Task statement:
Your answer should be a single number: the count of lines in the entries below that contain "icon".
Input records Block Start
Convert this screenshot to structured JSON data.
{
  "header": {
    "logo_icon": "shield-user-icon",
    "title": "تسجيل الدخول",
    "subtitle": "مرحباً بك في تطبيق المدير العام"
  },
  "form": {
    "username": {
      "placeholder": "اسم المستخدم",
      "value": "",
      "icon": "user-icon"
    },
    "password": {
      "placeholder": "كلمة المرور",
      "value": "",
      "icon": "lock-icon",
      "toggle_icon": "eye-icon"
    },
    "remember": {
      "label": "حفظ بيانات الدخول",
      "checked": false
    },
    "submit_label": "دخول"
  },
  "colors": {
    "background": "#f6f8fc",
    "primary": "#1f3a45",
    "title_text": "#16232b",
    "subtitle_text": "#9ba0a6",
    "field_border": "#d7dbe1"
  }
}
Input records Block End
Answer to this task:
4